Fort Anne National Historic Site
As of 1605 and years immediately following, French settlers clear the land surrounding Port-Royal’s Habitation, as well as the current Annapolis Royal site, where seeds and vegetables are planted.
The territory is granted in 1621 to Sir William Alexander, a Scottish nobleman, by King Jacques I of England, also known as Jacques VI of Scotland. The subsidies to establish a colony will not be granted until eight years later.
From 1629 to 1632, Sir William Alexander’s son leads a group of 70 men and women several kilometers upstream from the ancient Port-Royal Habitation. He erects Fort Charles, named in honour of King Charles Stuart the First. The objective is to establish the Nova Scotia territory discussed eight years previously through the creation of a Charter.
In 1632, Acadia is restored by the Treaty of Saint-Germain-en-Laye. Acadian settlers locate in 1636 in the area, led by Menou d’Aulnay, establishing the site as the headquarters of Port-Royal.
The first fortifications are constructed with earthworks in 1643. The fort is the center of Port-Royal’s defence, which becomes Acadia’s new capital.
From 1654 to 1697, ownership of the site constantly changes hands between the French and the English.
In 1702, the French reconstruct the fort with earthen walls and four bastions. Based on Vauban-style earthwork, it remains intact to this day.
In the Fall of 1710, British Army troops led by Francis Nicholson take control of the fort after a week’s siege. The French garrison is unable to defend against a force of 35 vessels and 2,000 soldiers of the British Navy.
On October 16, Governor Daniel d’Auger de Subercase surrenders. The fort and a five kilometer zone surrounding the village falls into the hands of the British. The site is renamed Annapolis Royal and Fort Charles becomes Fort Anne, in honor of Queen Anne, the reigning monarch of the time.
The fort is formally taken over by the English following the signing of the Treaty of Utrecht in 1713. In 1724, the Mi'kmaq and Maliseet launch an attack against the fort, now occupied by the British. In 1726, the Aboriginal Chiefs meet at the fort to ratify a peace treaty.
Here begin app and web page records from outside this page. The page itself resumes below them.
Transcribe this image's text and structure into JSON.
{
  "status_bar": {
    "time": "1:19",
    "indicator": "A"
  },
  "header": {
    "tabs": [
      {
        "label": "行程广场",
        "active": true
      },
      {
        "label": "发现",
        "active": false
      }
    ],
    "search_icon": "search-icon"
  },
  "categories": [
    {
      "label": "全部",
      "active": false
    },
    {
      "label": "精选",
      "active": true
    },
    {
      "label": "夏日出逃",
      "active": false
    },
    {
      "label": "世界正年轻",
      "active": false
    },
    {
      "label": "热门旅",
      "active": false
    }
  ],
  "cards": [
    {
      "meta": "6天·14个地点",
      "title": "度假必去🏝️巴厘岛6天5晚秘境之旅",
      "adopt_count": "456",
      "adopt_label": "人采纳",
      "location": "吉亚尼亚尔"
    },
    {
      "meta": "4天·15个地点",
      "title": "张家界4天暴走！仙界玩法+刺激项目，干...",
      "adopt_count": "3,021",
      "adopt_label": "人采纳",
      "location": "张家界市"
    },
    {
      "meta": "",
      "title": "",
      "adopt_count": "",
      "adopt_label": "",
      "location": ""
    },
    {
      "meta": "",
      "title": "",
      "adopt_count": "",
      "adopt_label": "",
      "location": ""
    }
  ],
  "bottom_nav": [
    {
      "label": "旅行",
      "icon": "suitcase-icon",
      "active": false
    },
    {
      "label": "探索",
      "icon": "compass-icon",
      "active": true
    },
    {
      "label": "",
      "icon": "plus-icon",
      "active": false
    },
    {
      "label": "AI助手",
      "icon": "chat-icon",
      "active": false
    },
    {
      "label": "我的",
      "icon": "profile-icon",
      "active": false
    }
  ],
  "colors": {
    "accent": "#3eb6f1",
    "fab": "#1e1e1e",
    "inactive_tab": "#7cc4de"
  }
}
In 1744, the French undertake the first attack to retake the fort. The attack is led by Captain François du Pont of Louisbourg. French soldiers and Aboriginal combatants attack the fort during the night for nearly a month, before abandoning with the arrival of reinforcements from New England.
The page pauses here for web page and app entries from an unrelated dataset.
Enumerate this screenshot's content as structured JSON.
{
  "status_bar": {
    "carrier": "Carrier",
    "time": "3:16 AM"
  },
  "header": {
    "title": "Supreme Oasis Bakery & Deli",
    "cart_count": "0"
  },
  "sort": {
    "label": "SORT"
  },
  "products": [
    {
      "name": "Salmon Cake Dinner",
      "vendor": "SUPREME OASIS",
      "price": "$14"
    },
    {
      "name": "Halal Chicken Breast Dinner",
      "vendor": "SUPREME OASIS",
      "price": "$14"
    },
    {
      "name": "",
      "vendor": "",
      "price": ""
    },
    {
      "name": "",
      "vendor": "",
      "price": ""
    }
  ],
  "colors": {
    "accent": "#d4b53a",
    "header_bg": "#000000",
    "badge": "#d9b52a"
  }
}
Between 1745 and 1746, the French launch two further attacks. The British military authorities who occupy the fort continue to exercise power over the Mi’kmaq and Acadian people in addition to the small British population of Nova Scotia until 1749, when Halifax officially becomes the new capital.
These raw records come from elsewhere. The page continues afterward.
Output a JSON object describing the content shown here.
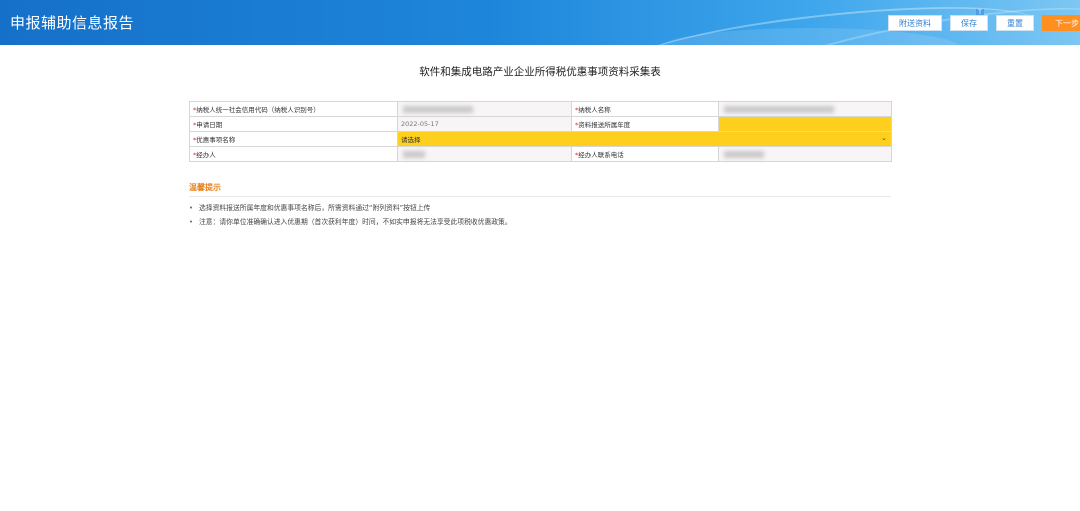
{
  "app": {
    "title": "申报辅助信息报告"
  },
  "toolbar": {
    "attach": "附送资料",
    "save": "保存",
    "reset": "重置",
    "next": "下一步",
    "badge": "T"
  },
  "form": {
    "title": "软件和集成电路产业企业所得税优惠事项资料采集表",
    "required_mark": "*",
    "rows": [
      {
        "label1": "纳税人统一社会信用代码（纳税人识别号）",
        "value1": "",
        "label2": "纳税人名称",
        "value2": ""
      },
      {
        "label1": "申请日期",
        "value1": "2022-05-17",
        "label2": "资料报送所属年度",
        "value2": ""
      },
      {
        "label1": "优惠事项名称",
        "select_value": "请选择"
      },
      {
        "label1": "经办人",
        "value1": "",
        "label2": "经办人联系电话",
        "value2": ""
      }
    ]
  },
  "tips": {
    "title": "温馨提示",
    "items": [
      "选择资料报送所属年度和优惠事项名称后，所需资料通过“附列资料”按钮上传",
      "注意：请你单位准确确认进入优惠期（首次获利年度）时间，不如实申报将无法享受此项税收优惠政策。"
    ]
  },
  "colors": {
    "header_blue": "#1e86da",
    "primary_button": "#ff8f1f",
    "highlight_yellow": "#ffcf1e",
    "required_red": "#e02020",
    "tips_orange": "#e8821e"
  }
}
Military conflict between the British and French troops resumes again in the 1750s, this time with historically tragic consequences for the Acadians.
Between 1790 and 1796, the fort regains slightly more significance in management of the territory, with the addition of officers’ quarters.